Many event planners start out planning smaller events, such as meetings and forums, for small organizations. Administrative assistants, for example, may assume meeting planning responsibilities in addition to their normal duties. You also may enter the field in related occupations, such as catering coordinator positions, to build experience and advance to a planner role.
Earning Certifications can make you stand out from the crowd and increase your marketability to potential employers. The content in certification exams can vary according to event planning areas.

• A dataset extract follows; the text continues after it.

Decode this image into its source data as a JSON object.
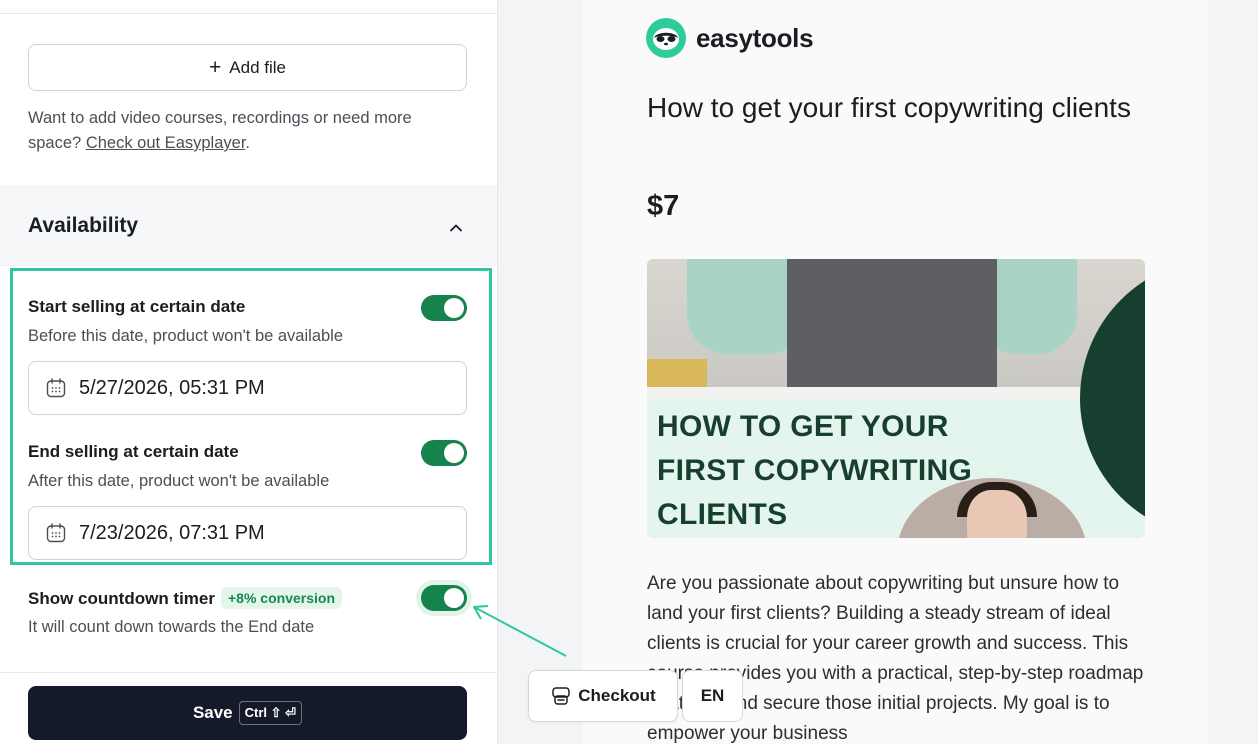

According to the BLS, there are many different types of event planners. Event planners organize private and public events like weddings. Convention service managers act as liaisons between companies and venues such as hotels to make sure all the details are managed. Finding your niche and networking accordingly can help ensure professional prospects for the future.
Event managers must be skilled in the many aspects of organizing and running successful events. Bachelor's degree programs in event management train students on diverse topics including site analysis, food and beverage service, contract negotiations, and transportation management.
Different types of events
Design Site/Venue selection
Conceptual overview of event management
Apply principles of business and not-for-profit management
To foster professionalism in event management
The Future Trends of Tourism
Define tourism along with appropriate industry models
History, challenges and industry perspectives
Travel industry channels of distribution
Prepare Various Dishes
Develop standardized recipes for use in the daily operation
Assign work stations
Basic culinary skills and sanitation
Management and waitstaff
Daily operations of a Restaurant
Online event planning certification courses teach individuals how to prepare and execute all kinds of organized occasions, ranging from private birthday parties to large-scale industry conventions. Classes feature business topics in food services, finances, marketing, and contracts; creative elements such as theme and design may also be discussed.
Design of an Event
Developing Business Relations and Opportunities
Understanding of event marketing
Achieving marketing objectives
Understanding of not-for-profit event management
Nutrition for Food Service Operations
Standard Product Costs and Pricing Strategies
Sanitation and Safety
Use decision-making skills
Practice current managerial techniques and trends
Interpret financial data
Standard Event Forms
Marketing, Public Relations and Social Media for Events
Described responsibilities of an event manager
Develop goals and objectives
Identify local event suppliers/vendors